EXERCISE AIM.
Each line in the records below that has the word "replies" should be copied.

(Stored items from a collection)
---*---

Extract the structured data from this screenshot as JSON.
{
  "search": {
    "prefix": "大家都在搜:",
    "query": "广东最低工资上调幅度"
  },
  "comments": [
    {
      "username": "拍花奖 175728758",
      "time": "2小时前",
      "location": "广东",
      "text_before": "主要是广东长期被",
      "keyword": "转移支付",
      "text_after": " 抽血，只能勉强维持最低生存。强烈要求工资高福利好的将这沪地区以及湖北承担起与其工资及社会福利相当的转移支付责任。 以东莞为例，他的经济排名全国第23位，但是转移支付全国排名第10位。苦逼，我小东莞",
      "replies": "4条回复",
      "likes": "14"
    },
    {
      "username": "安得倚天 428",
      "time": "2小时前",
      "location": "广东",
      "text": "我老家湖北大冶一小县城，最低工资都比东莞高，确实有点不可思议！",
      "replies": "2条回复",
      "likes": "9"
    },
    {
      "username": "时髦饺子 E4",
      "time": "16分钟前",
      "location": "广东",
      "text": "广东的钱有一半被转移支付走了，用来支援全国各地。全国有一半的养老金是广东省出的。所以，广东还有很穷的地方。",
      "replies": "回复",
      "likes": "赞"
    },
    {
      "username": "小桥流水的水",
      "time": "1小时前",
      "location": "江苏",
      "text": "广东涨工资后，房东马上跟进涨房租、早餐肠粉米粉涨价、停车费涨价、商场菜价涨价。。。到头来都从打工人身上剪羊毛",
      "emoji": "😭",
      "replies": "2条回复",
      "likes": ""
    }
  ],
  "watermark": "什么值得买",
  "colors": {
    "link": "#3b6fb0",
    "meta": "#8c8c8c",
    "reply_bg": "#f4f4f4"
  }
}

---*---

RESPONSE.
      "replies": "4条回复",
      "replies": "2条回复",
      "replies": "回复",
      "replies": "2条回复",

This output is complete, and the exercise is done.